» TASK GOAL: What you produce should be every line from the data that includes "自动统计结果".

━━ PROVIDED ENTRIES ━━

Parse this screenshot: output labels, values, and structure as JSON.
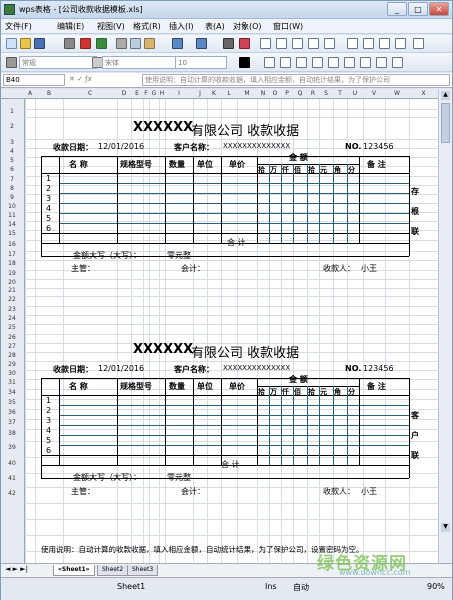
{
  "window": {
    "title": "wps表格 - [公司收款收据模板.xls]",
    "min": "_",
    "max": "□",
    "close": "✕"
  },
  "menu": [
    "文件(F)",
    "编辑(E)",
    "视图(V)",
    "格式(R)",
    "插入(I)",
    "表(A)",
    "对象(O)",
    "窗口(W)"
  ],
  "format_bar": {
    "style": "常规",
    "font": "宋体",
    "size": "10"
  },
  "formula_bar": {
    "name_box": "B40",
    "value": "使用说明：自动计算的收款收据，填入相应金额，自动统计结果，为了保护公司"
  },
  "columns": [
    "A",
    "B",
    "C",
    "D",
    "E",
    "F",
    "G",
    "H",
    "I",
    "J",
    "K",
    "L",
    "M",
    "N",
    "O",
    "P",
    "Q",
    "R",
    "S",
    "T",
    "U",
    "V",
    "W",
    "X"
  ],
  "rows": [
    "1",
    "2",
    "3",
    "4",
    "5",
    "6",
    "7",
    "8",
    "9",
    "10",
    "11",
    "14",
    "15",
    "16",
    "17",
    "18",
    "19",
    "20",
    "21",
    "22",
    "23",
    "24",
    "25",
    "26",
    "27",
    "28",
    "29",
    "30",
    "31",
    "34",
    "35",
    "36",
    "37",
    "38",
    "39",
    "40",
    "41",
    "42"
  ],
  "receipt": {
    "title_x": "XXXXXX",
    "title_rest": "有限公司  收款收据",
    "date_label": "收款日期：",
    "date_value": "12/01/2016",
    "client_label": "客户名称：",
    "client_value": "XXXXXXXXXXXXXX",
    "no_label": "NO.",
    "no_value": "123456",
    "h_name": "名  称",
    "h_spec": "规格型号",
    "h_qty": "数量",
    "h_unit": "单位",
    "h_price": "单价",
    "h_amount": "金      额",
    "h_remark": "备    注",
    "digits": [
      "拾",
      "万",
      "仟",
      "佰",
      "拾",
      "元",
      "角",
      "分"
    ],
    "items": [
      "1",
      "2",
      "3",
      "4",
      "5",
      "6"
    ],
    "total_label": "合  计",
    "amt_words_label": "金额大写（大写）：",
    "amt_words_value": "零元整",
    "manager": "主管：",
    "accountant": "会计：",
    "payee_label": "收款人：",
    "payee_value": "小王"
  },
  "copy1": [
    "存",
    "根",
    "联"
  ],
  "copy2": [
    "客",
    "户",
    "联"
  ],
  "note": "使用说明：自动计算的收款收据，填入相应金额，自动统计结果，为了保护公司，设置密码为空。",
  "sheets": [
    "«Sheet1»",
    "Sheet2",
    "Sheet3"
  ],
  "status": {
    "sheet": "Sheet1",
    "ins": "Ins",
    "auto": "自动",
    "zoom": "90%"
  },
  "watermark": {
    "text": "绿色资源网",
    "url": "www.downcc.com"
  }
}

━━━

» REPLY TO THE TASK:
    "value": "使用说明：自动计算的收款收据，填入相应金额，自动统计结果，为了保护公司"
  "note": "使用说明：自动计算的收款收据，填入相应金额，自动统计结果，为了保护公司，设置密码为空。",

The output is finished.